As a screenwriter, I much like you find myself in that strange predicament of shopping my script around. Over the last few years, there are services that have made it increasingly easier to do this. If you pay a fee, you get to have your script read, pitch your project or even go so far as to be mentored by an executive.
These services have bridged the gap between the coveted pitch meeting and the uninitiated writer. While there are many benefits to these services, screenwriters must be savvy when deciding WHOM to pitch to. This is especially true if you are submitting a written pitch and are not going to be speaking to or skyping with the executive.
A recent example of this happened to me when I received an email from some such service inviting me to pitch to a “Sci-Fi Producer, who worked on such prestigious projects as…(will not mention here)” I was so excited I stupidly paid and submitted my screenplay without giving it another thought.
Two weeks later I received my written feedback. Now I am one who loves constructive criticism. And when I say I love it I mean when it is CONSTRUCTIVE. This person clearly didn’t get the script, which is fine, we don’t all love everything we read However when this same script was given to REAL executives it received wildly different feedback albeit their own suggestions for improvement. This prompted me to look this alleged “producer” up, something I should’ve done BEFORE I’d wasted 200 dollars on her opinion.
A secretary. This lovely woman who had spent her vacation reading my script was someone’s secretary. This was a very disappointing revelation. Not because I have anything personal against a secretary but because I PAID to have a PRODUCER read the script. Now some could argue and have, that the secretaries read or vet scripts for the executives all the time and so, therefore, her opinion could be valuable. Okay, I’ll bite however, I’ll reiterate that I PAID FOR A PRODUCER to read the script NOT A SECRETARY. If she was the one reading the script then say that and I will make the decision as to whether or not I am going to drop 200 dollars for her feedback. Do not deceive me into thinking I am having a producer, a decision-making, power-wielding producer reading my script when in fact it is their secretary. Do you see the distinction? That is deception, not to mention false advertising and a borderline scam. What’s even worse is that this woman was not advertised as a secretary she was advertised as a producer.
There are many scams like this floating about on the internet. Companies that promise you can pitch execs or get feedback from them or consults or whatever else you might imagine.
The idea in and of itself is brilliant. It really does give an opportunity to those who are looking for help. And there are some out there that truly help writers get to the next level. Roadmap Writers, for example, is a great company that has had 72 writers signed in the two years they’ve been operating. While there is no guarantee that this will happen for you, the odds are more in your favor as the execs and managers are clearly there to help. As a matter of fact, I’ve had GREAT experiences with their programs leading to solid feedback, and the beginning of positive relationships.
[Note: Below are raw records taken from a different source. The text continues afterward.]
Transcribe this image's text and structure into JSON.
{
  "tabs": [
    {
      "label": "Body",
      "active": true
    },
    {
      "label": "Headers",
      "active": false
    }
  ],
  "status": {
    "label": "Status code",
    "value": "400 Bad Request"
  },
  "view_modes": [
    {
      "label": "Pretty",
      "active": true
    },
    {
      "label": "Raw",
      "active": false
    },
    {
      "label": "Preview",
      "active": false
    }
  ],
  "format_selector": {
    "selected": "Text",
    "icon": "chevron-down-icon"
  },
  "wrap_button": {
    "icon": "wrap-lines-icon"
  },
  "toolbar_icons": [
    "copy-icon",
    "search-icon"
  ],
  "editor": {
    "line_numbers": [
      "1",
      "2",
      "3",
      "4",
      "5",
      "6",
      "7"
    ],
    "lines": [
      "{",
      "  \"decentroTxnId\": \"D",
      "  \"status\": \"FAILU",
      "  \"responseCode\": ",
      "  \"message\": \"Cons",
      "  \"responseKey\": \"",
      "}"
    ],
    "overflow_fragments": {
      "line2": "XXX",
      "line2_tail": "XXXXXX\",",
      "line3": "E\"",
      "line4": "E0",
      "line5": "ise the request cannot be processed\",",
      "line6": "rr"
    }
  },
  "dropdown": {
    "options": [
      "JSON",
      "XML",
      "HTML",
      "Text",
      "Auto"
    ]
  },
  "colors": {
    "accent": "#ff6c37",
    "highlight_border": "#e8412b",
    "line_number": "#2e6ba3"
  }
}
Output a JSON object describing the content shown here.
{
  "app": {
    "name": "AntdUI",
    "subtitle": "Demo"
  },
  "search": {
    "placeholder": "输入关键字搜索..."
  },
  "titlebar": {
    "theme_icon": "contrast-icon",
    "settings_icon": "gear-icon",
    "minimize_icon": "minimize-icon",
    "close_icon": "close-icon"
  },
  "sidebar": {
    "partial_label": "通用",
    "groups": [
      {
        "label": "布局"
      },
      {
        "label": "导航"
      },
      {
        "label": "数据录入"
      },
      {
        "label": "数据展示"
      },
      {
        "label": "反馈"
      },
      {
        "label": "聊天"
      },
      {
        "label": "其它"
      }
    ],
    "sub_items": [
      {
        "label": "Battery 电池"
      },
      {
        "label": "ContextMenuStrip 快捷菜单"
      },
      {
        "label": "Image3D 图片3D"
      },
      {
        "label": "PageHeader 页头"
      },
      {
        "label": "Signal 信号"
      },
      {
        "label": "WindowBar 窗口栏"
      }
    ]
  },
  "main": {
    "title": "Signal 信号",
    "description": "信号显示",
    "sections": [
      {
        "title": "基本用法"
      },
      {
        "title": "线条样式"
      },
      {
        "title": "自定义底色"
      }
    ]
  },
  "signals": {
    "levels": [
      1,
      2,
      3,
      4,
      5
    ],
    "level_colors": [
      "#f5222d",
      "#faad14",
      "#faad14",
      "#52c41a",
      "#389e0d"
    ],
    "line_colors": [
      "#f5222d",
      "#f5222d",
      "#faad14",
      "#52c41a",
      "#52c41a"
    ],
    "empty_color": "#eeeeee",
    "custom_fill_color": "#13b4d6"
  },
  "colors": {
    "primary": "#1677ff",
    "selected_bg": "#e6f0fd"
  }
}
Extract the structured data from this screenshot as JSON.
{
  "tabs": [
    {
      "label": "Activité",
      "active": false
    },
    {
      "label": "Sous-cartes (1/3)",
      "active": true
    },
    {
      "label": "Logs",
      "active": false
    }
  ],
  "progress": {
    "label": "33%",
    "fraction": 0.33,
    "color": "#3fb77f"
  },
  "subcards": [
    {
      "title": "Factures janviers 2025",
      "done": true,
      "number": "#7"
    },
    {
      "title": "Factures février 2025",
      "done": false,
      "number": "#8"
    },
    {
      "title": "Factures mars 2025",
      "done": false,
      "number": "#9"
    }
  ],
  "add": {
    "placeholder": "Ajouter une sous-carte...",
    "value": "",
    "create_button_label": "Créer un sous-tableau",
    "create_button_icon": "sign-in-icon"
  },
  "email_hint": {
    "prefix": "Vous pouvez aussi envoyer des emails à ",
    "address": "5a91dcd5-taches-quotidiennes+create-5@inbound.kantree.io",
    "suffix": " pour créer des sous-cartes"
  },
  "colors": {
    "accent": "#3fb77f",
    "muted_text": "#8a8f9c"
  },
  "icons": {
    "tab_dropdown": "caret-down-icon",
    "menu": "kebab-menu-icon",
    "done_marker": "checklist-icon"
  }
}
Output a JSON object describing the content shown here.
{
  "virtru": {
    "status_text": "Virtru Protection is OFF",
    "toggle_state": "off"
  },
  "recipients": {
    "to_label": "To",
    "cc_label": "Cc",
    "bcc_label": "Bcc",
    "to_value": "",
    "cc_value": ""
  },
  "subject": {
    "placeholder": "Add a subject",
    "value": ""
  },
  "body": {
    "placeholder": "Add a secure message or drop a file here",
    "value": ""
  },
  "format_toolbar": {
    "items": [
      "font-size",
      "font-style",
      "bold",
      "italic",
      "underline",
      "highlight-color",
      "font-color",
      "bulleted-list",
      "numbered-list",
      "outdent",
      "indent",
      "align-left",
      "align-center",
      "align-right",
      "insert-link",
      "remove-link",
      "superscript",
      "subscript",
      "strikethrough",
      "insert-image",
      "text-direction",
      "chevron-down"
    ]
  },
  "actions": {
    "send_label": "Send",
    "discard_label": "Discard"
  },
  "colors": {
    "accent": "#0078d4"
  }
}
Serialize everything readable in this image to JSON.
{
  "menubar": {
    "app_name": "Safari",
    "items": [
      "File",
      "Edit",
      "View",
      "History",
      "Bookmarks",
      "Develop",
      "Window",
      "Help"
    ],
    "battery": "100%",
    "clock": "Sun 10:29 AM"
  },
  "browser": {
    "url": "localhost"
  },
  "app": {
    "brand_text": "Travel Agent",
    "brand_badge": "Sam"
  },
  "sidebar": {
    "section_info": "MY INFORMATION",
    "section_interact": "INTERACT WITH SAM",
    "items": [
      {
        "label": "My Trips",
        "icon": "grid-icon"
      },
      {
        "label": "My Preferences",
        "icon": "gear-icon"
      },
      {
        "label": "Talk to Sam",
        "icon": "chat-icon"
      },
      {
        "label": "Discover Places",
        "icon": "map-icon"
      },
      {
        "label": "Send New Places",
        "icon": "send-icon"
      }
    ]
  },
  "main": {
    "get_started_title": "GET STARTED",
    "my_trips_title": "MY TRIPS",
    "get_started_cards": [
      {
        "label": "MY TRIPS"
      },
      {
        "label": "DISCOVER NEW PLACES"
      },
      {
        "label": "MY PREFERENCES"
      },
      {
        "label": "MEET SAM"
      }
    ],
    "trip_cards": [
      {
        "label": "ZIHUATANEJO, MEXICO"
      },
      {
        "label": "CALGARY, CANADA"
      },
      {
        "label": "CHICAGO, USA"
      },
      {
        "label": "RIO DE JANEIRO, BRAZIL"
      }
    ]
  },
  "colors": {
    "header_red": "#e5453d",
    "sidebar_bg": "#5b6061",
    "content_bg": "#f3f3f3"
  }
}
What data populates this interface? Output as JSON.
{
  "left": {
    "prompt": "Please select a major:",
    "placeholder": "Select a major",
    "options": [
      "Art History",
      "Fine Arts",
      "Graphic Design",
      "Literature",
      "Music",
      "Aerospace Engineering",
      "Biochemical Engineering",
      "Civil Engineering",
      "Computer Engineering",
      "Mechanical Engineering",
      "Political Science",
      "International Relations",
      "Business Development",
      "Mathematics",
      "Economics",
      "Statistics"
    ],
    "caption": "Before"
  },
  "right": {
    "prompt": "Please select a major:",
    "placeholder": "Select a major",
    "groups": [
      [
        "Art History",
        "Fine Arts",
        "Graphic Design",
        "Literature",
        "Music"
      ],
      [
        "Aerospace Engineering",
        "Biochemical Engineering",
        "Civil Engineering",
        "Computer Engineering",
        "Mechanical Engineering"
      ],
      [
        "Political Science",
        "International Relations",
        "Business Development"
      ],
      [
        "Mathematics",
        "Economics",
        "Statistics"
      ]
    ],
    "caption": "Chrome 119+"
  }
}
In addition, the Blacklist and the Nicholls Fellowship are two of the more prestigious outlets for screenwriters looking to get noticed so it’s worth checking them out.
So how do we avoid scams as there are more and more posers out there claiming to be experts? DO YOUR HOMEWORK. Research all the people you might want to pitch or consult with. Check out their IMDB page and how long they have been working in the industry. Research their track record and if they are managers check out their client list. Make sure the people you are sending your story to are legit. This is the most important thing. Being proactive is not just about making sure those you are working with are legit, but also that they are a vibrational and creative match to you.
We all know its a dog eat dog world out there and it can be very frustrating to waste your hard earned money on a bunch of garbage, but take heart. If you do your research and you put yourself out there, you never know what might happen. You may not love what they say, you may not get a production deal, you may not get signed, and you may have to do a ton of rewriting before anything miraculous happens but at the end, when you get the right opinions from the right people, it will have all been worth it.